How 'Love Jones' Elevated On-Screen Blackness
This feature is in the December "The Creators" Issue. Click here to subscribe.
Love Jones debuted in theaters on March 14, 1997, a day before the world recognized The Ides of March—the day on which all men’s monthly debts were due. In the case of Theodore Witcher, the film’s writer and director, the culture owes him for depicting on-screen Blackness–specifically the characterizations of Black young adults–with an unmatched level of intelligence, sensuality, romance and style.
The film opens with a soulful one-two punch of Dionne Farris’ now classic hit “Hopeless” (co-penned by musician and Halle Berry’s current beau Van Hunt) and black and white images of Black families, friends and businesses in the aesthetic vein of Gordon Parks. Watching this opening 25 years later, these images of everyday people fading away takes on a deeper meaning, for we know now that gentrification would force many from their homes.
Actress Nia Long on set of the New Line Cinema movie Love Jones, circa 1997 PHOTO BY MICHAEL P. WEINSTEIN / NEW LINE CINEMA COURTESY OF GETTY IMAGES
Love Jones benefitted from a few films with similar POV and desire to elevate Black folks on screens—such as Kevin Hooks’s Strictly Business (1991), Reginald Hudlin’s Boomerang (1992) and Queen Latifah’s ground-breaking 1993 TV series Living Single. The film was not a box-office hit but a culture shifter. The film could have easily been the typical “boy-meets-girl…boy gets girl” trope.
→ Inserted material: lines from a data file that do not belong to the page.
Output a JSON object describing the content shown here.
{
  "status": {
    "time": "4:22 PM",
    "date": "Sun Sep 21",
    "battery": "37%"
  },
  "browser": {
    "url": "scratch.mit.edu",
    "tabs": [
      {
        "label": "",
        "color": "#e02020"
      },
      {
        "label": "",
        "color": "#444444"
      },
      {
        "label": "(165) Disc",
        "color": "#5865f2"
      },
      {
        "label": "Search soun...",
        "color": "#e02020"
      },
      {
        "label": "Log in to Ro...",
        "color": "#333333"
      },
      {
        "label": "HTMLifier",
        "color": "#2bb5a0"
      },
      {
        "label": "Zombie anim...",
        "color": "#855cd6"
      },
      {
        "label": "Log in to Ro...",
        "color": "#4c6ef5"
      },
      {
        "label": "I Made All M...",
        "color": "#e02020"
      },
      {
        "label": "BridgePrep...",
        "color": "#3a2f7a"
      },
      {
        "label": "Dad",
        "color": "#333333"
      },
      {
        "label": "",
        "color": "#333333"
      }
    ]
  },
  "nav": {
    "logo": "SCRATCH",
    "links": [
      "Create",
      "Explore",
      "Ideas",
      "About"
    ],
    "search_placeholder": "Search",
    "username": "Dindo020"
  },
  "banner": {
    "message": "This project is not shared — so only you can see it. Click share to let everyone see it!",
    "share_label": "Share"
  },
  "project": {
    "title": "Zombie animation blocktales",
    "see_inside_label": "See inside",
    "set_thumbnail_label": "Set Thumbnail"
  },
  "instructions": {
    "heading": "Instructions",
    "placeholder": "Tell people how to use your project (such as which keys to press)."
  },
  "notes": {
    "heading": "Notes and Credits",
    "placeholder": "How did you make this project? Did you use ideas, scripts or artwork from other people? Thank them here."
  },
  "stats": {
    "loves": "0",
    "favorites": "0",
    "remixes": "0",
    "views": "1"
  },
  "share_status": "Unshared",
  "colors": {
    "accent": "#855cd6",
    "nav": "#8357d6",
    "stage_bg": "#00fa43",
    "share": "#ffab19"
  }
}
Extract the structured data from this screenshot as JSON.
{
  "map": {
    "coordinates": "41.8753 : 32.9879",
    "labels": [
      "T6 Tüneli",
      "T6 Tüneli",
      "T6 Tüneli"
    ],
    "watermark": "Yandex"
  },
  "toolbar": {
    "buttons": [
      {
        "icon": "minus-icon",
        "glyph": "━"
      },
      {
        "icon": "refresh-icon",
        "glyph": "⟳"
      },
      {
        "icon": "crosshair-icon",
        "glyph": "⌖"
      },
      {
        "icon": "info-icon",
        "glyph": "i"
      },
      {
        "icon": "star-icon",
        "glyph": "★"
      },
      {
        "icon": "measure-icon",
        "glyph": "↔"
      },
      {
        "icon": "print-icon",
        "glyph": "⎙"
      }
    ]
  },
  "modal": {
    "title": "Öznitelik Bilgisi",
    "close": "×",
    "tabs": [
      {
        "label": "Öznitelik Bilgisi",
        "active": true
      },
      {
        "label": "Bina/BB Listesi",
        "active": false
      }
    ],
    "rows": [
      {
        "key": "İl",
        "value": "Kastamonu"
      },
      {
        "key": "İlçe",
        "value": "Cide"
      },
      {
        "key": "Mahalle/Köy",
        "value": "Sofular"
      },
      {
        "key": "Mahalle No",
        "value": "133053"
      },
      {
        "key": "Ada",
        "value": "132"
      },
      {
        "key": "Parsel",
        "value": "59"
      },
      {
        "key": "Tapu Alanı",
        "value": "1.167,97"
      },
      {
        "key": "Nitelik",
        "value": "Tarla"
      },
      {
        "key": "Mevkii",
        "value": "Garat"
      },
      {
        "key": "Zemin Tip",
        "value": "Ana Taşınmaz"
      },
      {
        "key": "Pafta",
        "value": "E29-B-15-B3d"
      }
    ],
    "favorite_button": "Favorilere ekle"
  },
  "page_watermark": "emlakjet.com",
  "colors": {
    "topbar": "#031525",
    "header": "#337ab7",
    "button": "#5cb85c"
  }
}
But its brilliance emanates from the ingenious casting (thanks to legendary casting director Robi Reed). From stars Nia Long and Larenz Tate’s smoldering chemistry to the pioneering comedic exchange between the exquisite Lisa Nicole Carson and Long in the film’s cab scene, we are witnessing the post-college lives of the Hillman grad. These characters laid the groundwork for the future success status of the Black creatives shaping The Culture today: Lena Waite, Donald Glover, Issa Rae, Robin Thede and more.